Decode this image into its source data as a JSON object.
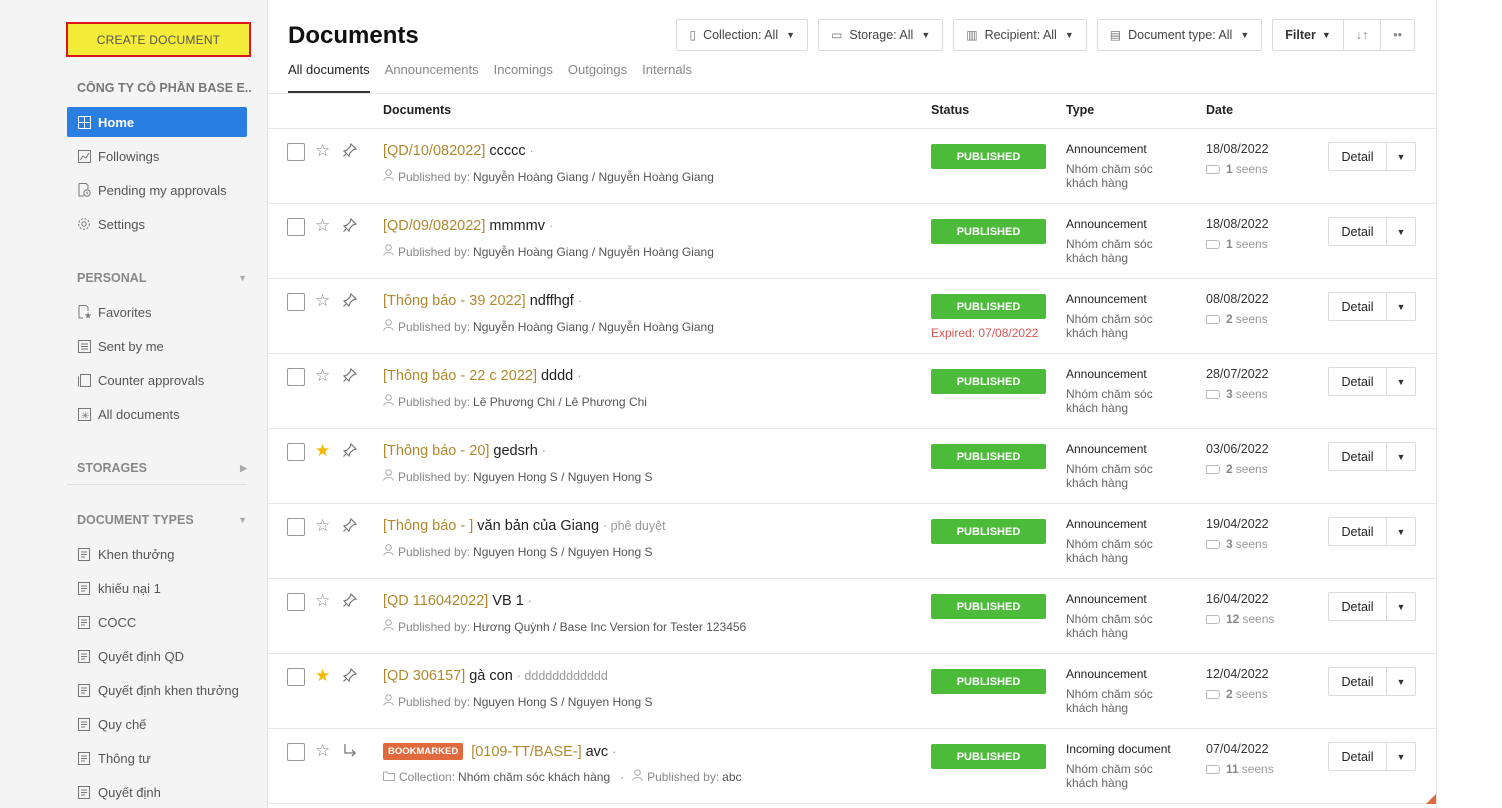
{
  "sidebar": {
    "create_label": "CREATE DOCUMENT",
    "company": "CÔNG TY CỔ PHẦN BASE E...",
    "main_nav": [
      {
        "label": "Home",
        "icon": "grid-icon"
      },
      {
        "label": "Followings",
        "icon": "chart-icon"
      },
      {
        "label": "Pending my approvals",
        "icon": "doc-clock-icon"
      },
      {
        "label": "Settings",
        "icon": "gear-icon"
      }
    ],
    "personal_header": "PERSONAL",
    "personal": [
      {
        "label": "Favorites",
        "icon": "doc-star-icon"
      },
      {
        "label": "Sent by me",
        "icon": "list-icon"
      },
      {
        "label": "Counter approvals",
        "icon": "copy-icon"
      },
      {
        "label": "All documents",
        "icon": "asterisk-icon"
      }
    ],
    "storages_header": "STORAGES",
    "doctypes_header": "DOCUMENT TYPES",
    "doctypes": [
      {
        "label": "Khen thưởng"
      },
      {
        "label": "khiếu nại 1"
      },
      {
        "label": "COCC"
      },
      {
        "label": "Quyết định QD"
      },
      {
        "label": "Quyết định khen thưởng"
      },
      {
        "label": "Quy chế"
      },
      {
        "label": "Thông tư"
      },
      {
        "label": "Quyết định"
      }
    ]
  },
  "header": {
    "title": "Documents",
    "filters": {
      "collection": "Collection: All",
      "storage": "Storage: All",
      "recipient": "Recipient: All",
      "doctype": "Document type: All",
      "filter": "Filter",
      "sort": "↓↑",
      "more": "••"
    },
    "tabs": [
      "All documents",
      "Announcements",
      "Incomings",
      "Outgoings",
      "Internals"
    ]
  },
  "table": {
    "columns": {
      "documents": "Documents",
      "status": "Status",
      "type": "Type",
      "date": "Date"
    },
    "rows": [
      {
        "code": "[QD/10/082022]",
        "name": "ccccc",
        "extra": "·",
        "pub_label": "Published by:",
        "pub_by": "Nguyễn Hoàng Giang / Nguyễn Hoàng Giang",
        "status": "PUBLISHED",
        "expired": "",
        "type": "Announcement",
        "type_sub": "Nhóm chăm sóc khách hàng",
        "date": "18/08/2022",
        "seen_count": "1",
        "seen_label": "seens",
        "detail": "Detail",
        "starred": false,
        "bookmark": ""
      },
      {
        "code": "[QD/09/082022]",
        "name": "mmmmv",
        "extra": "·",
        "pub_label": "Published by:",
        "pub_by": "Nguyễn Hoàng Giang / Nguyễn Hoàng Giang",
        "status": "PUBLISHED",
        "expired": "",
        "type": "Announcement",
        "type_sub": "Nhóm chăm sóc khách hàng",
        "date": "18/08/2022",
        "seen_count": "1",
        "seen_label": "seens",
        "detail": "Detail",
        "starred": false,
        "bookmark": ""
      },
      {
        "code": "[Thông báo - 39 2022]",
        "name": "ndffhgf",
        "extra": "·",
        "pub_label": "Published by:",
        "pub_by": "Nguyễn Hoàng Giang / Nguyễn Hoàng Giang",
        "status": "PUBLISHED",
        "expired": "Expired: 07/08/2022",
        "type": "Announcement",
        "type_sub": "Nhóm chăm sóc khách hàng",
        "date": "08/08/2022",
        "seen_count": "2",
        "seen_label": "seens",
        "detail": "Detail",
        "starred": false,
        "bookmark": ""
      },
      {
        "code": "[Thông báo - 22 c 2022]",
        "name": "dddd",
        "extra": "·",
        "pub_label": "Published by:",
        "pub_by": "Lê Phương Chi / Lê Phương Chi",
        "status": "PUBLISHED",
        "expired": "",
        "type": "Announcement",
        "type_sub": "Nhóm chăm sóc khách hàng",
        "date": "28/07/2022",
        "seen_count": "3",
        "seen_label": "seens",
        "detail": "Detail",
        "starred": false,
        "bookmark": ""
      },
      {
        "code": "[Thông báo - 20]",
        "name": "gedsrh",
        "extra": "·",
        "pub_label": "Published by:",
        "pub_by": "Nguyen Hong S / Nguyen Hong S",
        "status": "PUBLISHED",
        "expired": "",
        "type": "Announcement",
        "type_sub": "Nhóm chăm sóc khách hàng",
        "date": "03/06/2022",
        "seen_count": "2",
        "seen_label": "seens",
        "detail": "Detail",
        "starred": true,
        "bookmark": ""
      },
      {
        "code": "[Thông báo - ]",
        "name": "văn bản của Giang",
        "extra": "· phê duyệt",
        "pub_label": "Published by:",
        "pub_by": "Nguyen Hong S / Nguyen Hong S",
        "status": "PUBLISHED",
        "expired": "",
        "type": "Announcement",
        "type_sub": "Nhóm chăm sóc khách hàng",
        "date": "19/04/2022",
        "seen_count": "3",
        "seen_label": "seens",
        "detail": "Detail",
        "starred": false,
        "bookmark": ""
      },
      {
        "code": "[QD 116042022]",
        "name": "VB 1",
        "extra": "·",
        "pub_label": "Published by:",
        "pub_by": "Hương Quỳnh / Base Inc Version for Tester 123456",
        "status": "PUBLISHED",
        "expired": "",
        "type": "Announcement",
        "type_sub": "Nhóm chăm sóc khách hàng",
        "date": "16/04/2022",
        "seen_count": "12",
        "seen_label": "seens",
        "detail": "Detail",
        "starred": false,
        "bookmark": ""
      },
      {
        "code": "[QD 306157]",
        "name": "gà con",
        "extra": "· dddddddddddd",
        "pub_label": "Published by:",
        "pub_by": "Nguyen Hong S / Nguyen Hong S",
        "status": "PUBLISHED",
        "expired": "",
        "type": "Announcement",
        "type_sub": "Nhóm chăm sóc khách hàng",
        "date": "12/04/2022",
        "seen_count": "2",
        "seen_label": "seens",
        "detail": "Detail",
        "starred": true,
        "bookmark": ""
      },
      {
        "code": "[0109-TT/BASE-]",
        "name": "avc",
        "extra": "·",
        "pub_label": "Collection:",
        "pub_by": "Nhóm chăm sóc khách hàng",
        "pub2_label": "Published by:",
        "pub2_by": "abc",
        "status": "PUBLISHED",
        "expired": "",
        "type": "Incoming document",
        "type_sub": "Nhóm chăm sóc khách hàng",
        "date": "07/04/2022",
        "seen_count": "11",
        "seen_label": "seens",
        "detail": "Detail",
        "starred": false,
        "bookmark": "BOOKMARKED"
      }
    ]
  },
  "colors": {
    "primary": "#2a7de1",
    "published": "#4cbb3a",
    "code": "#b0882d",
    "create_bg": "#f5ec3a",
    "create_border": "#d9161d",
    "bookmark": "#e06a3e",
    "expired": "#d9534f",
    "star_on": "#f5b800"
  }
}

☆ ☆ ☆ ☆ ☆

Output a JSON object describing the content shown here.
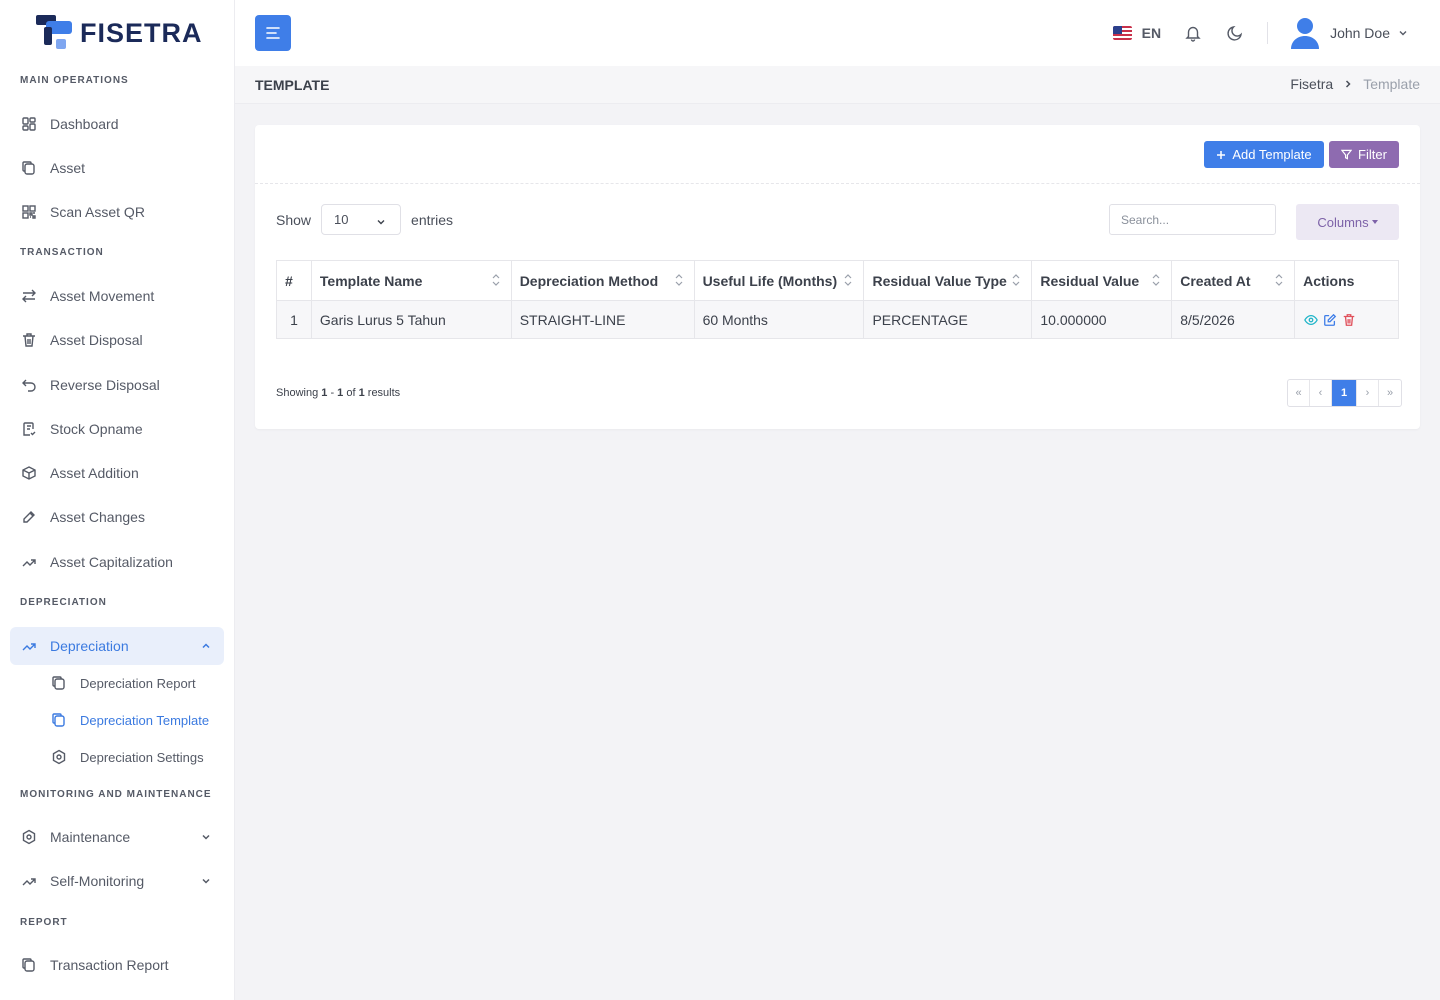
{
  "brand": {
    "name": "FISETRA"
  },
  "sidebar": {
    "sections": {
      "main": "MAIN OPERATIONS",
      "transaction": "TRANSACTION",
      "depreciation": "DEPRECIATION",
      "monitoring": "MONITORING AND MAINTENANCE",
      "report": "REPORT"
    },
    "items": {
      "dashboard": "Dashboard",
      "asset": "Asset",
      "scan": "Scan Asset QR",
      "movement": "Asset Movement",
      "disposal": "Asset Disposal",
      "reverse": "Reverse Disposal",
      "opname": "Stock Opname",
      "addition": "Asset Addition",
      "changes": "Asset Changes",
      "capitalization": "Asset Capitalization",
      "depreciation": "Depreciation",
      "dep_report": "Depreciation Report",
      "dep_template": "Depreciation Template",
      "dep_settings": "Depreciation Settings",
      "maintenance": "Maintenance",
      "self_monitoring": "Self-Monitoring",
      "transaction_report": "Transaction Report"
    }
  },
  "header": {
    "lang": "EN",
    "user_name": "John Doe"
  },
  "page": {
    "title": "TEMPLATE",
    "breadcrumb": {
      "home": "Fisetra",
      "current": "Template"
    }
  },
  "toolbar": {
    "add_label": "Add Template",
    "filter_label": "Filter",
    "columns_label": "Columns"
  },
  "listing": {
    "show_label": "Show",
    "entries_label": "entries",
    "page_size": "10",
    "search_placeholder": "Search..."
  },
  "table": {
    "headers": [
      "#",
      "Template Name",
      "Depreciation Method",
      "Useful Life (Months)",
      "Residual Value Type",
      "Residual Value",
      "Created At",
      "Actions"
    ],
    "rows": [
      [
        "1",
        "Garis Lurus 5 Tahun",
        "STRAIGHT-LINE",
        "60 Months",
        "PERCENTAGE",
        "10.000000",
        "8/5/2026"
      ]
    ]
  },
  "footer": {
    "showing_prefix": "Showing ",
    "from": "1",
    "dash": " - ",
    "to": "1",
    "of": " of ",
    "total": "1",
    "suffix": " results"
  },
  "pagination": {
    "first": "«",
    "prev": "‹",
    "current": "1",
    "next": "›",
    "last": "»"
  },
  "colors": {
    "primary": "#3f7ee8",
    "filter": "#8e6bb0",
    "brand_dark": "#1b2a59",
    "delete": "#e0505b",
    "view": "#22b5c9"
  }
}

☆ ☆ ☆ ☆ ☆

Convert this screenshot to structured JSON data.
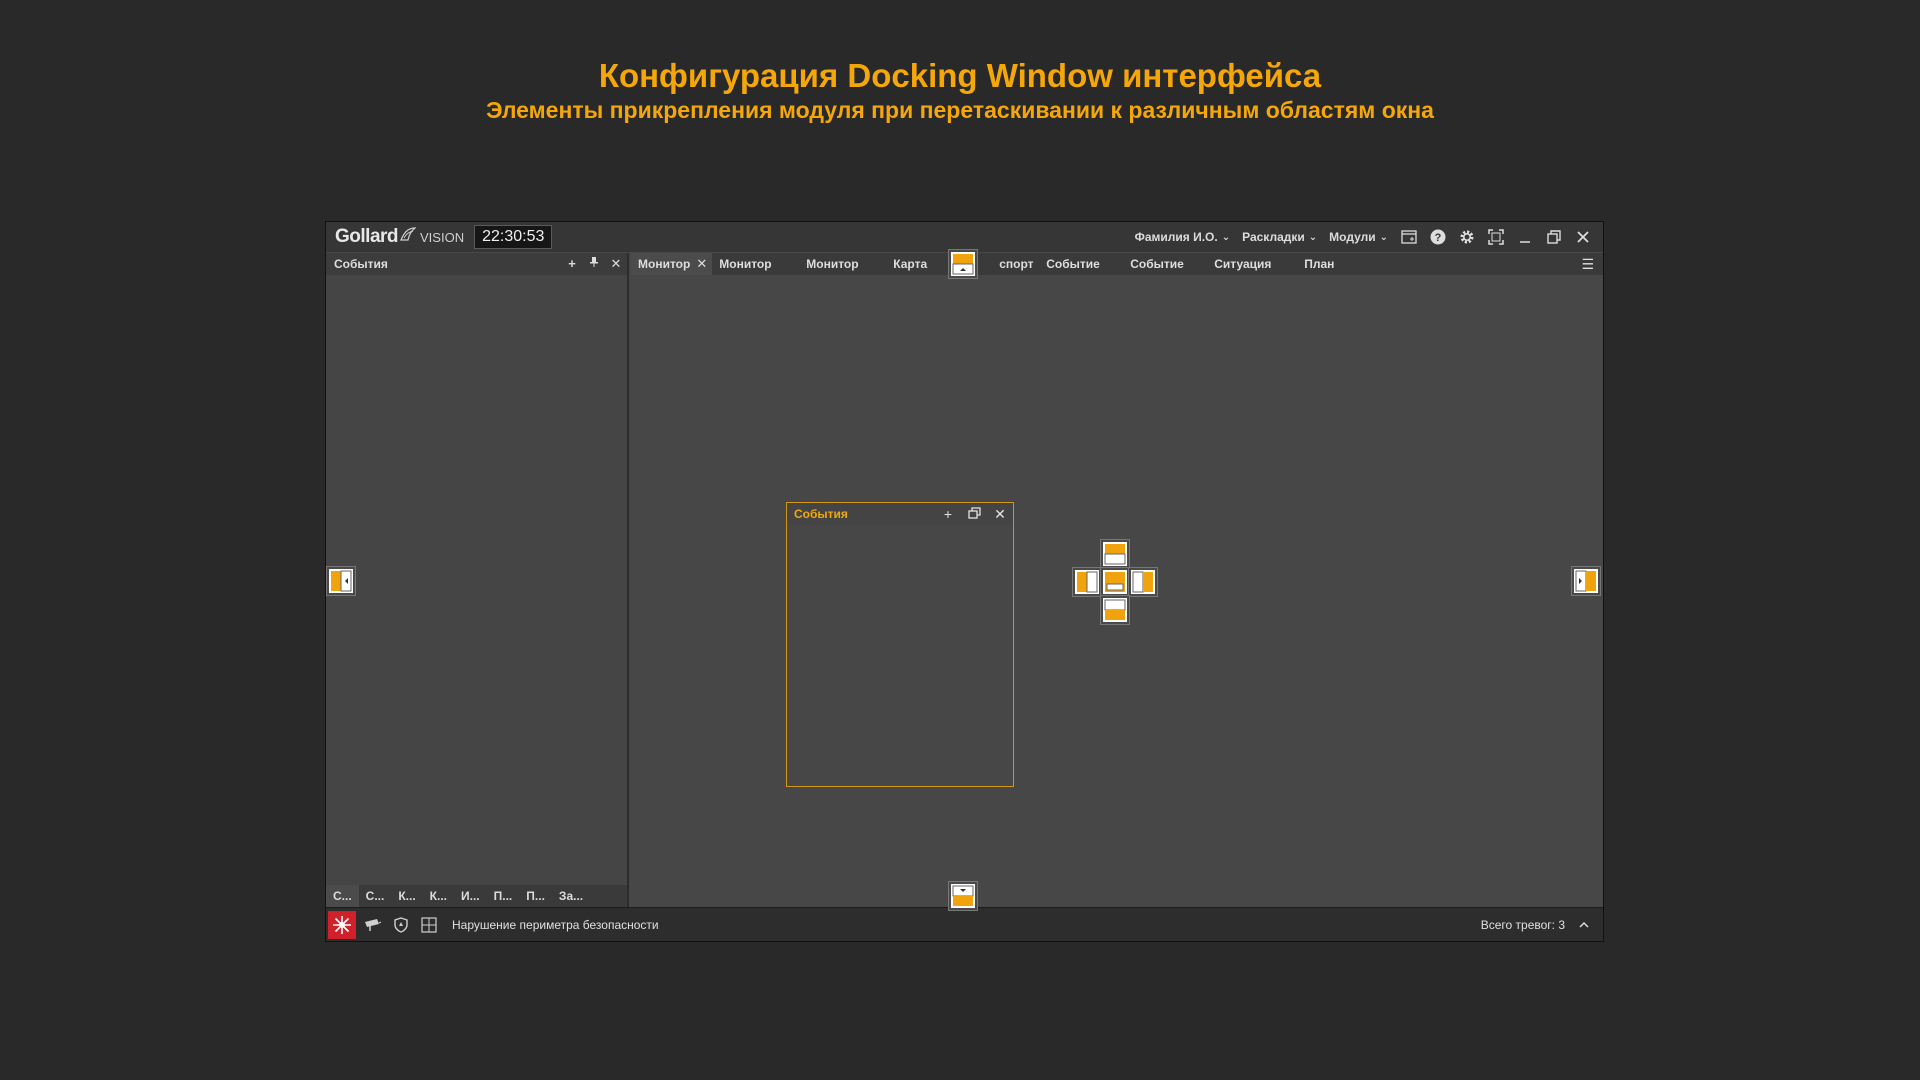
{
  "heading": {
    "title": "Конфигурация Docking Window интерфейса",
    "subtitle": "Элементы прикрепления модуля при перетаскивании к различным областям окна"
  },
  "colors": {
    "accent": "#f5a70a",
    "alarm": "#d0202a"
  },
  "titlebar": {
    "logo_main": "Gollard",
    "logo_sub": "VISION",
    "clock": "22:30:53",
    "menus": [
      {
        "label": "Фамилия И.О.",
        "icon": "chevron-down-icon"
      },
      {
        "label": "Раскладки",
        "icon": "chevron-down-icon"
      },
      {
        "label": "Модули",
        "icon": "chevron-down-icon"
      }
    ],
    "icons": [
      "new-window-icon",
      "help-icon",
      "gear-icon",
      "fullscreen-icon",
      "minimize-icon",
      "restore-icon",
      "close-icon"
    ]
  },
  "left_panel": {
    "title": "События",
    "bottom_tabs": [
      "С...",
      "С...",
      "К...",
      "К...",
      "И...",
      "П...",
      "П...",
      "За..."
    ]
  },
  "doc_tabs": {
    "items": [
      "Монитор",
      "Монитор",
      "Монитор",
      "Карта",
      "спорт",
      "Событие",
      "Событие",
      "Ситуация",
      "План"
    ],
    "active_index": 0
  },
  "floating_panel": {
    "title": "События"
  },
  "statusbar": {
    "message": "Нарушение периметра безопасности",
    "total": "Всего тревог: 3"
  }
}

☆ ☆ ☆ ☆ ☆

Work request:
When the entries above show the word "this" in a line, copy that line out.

Exercise output:
Decode this image into its source data as a JSON object.
Convert this screenshot to structured JSON data.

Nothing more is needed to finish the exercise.